Gene Okerlund, serious voice of pro wrestling, dies at 76
NEW YORK — Gene Okerlund, who as a ringside interviewer and commentator served for decades as a straight man to the outsize personalities who suffuse the world of professional wrestling, has died. He was 76.
His death was announced in a post on the WWE’s website. Mr. Okerlund’s son, Tor, told the Associated Press that his father died early Wednesday at a hospital in Sarasota, Fla. Tor Okerlund said his father, who had undergone three kidney transplants, fell a few weeks ago ‘‘and it just kind of went from bad to worse.’’
Mr. Okerlund, who was nicknamed Mean Gene by the wrestler (and future governor of Minnesota) Jesse Ventura, was a mild-mannered figure, especially by pro-wrestling standards. He often appeared on the air in elegant attire to conduct interviews with intensely muscled, scantily clad wrestlers such as Macho Man Randy Savage, the Ultimate Warrior, Andre the Giant, and Hulk Hogan.
Mr. Okerlund usually questioned wrestlers in a resonant voice, maintaining a serious bearing even as they launched into tirades about their opponents. His professionalism helped lend a certain gravitas to an enterprise that was hardly known for it, but he also conveyed a mild sarcasm at times. In time he built a devoted following among wrestlers as well as their fans.
‘‘You only had to tell him once’’ how to pitch and sell a wrestling story, Ventura told the AP about Mr. Okerlund’s knack for salesmanship. ‘‘He’s like a carnival barker. . . . He was the best salesman. And he never did retakes.
“Ninety percent of the time if there was a screw-up on an interview, it was not because of Gene. That’s how good he was.’’
In 2006, Hulk Hogan inducted Mr. Okerlund into the WWE Hall of Fame.
Mr. Okerlund’s dignified on-air bearing came early in his career: He worked as a local radio and television broadcaster before he started working with the American Wrestling Association in the 1970s.
A native of Sisseton, S.D., he was also a singer, and in 1985 performed the national anthem at the first WrestleMania, one of wrestling’s biggest televised events.
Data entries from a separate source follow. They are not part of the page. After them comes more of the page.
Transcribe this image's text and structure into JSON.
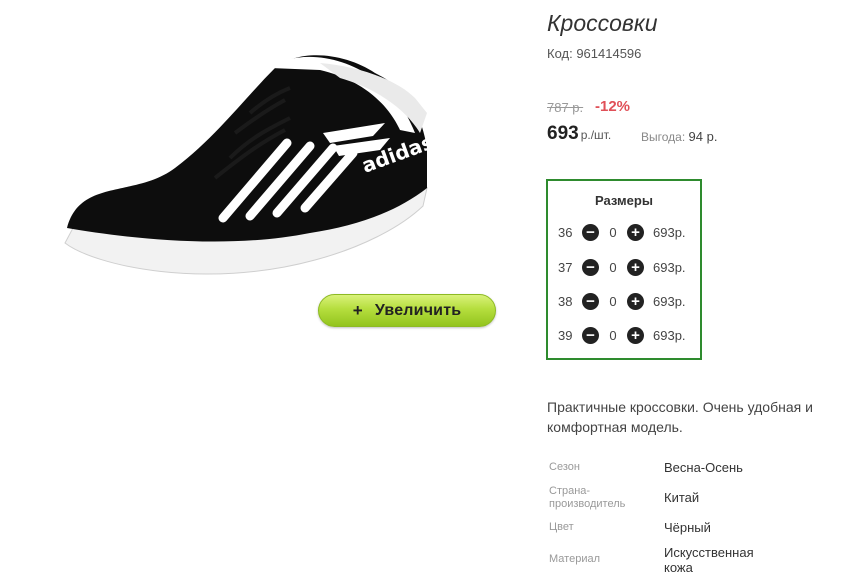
{
  "product": {
    "title": "Кроссовки",
    "code": "Код: 961414596",
    "zoom_label": "Увеличить"
  },
  "pricing": {
    "old_price": "787 р.",
    "discount": "-12%",
    "price": "693",
    "price_unit": "р./шт.",
    "savings_label": "Выгода:",
    "savings_value": "94 р."
  },
  "sizes": {
    "title": "Размеры",
    "rows": [
      {
        "size": "36",
        "qty": "0",
        "price": "693р."
      },
      {
        "size": "37",
        "qty": "0",
        "price": "693р."
      },
      {
        "size": "38",
        "qty": "0",
        "price": "693р."
      },
      {
        "size": "39",
        "qty": "0",
        "price": "693р."
      }
    ]
  },
  "description": "Практичные кроссовки. Очень удобная и комфортная модель.",
  "specs": [
    {
      "label": "Сезон",
      "value": "Весна-Осень"
    },
    {
      "label": "Страна-производитель",
      "value": "Китай"
    },
    {
      "label": "Цвет",
      "value": "Чёрный"
    },
    {
      "label": "Материал",
      "value": "Искусственная кожа"
    }
  ],
  "shoe_brand_text": "adidas",
  "colors": {
    "accent_green": "#2e8b2e",
    "discount_red": "#e05058",
    "zoom_button": "#b5de3e"
  },
  "icons": [
    "plus-icon",
    "minus-circle-icon",
    "plus-circle-icon"
  ]
}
He sang ‘‘Tutti Frutti’’ later that year on the WWF’s ‘‘The Wrestling Album.’’